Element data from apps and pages
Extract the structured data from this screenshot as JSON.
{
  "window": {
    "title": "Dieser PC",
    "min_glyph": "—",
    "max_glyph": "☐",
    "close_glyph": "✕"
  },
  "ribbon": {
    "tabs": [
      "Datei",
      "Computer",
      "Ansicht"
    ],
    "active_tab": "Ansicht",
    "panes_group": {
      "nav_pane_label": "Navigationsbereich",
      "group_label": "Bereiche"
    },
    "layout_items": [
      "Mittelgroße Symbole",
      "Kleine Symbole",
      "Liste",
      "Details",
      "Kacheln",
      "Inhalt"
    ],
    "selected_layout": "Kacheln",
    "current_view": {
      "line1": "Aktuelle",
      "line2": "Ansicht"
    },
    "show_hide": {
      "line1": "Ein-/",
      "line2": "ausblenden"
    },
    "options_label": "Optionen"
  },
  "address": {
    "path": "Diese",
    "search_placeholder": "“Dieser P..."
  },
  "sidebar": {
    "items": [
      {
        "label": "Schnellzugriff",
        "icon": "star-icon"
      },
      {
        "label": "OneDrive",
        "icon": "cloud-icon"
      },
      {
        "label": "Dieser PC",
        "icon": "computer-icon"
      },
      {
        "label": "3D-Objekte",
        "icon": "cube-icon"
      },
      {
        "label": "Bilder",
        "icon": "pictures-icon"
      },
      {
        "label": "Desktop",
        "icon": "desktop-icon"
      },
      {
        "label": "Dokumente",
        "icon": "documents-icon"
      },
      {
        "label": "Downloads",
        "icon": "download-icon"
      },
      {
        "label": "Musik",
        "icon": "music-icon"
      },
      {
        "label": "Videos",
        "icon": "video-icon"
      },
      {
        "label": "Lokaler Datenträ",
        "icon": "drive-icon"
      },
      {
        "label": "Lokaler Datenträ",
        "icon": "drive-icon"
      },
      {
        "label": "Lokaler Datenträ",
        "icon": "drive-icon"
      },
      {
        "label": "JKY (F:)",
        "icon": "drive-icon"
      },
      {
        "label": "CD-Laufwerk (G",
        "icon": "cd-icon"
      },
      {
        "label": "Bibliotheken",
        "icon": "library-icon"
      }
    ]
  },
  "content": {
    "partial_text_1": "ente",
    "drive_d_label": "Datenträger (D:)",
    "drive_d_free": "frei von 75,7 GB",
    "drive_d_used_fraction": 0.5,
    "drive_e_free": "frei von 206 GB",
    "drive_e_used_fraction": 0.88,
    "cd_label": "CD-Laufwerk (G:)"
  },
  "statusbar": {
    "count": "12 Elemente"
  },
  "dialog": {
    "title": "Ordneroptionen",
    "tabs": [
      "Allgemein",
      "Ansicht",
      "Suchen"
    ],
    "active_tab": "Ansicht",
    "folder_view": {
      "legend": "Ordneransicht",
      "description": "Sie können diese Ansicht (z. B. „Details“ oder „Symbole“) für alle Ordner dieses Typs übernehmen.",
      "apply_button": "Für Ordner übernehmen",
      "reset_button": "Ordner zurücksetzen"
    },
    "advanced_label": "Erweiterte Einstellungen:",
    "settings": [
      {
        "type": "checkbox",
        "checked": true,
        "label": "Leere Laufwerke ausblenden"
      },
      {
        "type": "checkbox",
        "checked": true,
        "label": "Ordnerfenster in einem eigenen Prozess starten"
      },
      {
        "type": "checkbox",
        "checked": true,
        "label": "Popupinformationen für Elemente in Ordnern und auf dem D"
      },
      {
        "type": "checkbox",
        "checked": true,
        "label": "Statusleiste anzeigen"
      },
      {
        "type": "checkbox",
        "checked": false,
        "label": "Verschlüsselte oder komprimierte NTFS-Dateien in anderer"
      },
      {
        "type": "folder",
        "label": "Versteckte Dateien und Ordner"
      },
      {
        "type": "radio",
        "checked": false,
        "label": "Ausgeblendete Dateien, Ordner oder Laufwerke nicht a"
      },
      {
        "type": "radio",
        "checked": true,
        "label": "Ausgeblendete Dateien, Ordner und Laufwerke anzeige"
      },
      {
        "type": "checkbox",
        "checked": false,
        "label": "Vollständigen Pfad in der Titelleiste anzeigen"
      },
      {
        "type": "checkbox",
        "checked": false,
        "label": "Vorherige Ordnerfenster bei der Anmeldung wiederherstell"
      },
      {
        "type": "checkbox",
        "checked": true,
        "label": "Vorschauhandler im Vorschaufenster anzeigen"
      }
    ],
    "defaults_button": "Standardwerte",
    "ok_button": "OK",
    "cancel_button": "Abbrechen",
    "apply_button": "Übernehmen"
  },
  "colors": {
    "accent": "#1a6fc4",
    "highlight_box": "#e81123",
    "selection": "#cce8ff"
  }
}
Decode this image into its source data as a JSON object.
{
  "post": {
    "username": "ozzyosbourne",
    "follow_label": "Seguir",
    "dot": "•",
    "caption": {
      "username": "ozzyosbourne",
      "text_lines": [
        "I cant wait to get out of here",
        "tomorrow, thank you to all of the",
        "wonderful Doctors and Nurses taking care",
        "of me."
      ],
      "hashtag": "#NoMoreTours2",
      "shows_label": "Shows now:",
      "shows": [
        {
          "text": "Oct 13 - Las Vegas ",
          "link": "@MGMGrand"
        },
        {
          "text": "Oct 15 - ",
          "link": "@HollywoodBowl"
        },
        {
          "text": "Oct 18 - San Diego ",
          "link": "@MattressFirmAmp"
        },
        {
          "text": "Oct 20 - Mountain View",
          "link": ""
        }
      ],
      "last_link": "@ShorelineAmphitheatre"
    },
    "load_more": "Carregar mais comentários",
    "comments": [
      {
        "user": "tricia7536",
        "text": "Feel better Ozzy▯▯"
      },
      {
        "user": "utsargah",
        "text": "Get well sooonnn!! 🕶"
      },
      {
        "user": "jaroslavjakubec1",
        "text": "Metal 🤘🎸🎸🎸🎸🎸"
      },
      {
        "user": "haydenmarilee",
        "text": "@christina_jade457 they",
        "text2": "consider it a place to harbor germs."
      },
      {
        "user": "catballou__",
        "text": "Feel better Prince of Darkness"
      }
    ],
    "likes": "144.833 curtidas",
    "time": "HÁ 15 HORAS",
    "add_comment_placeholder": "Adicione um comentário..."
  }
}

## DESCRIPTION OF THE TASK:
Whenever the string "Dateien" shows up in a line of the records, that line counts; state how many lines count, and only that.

## SOLUTION:
4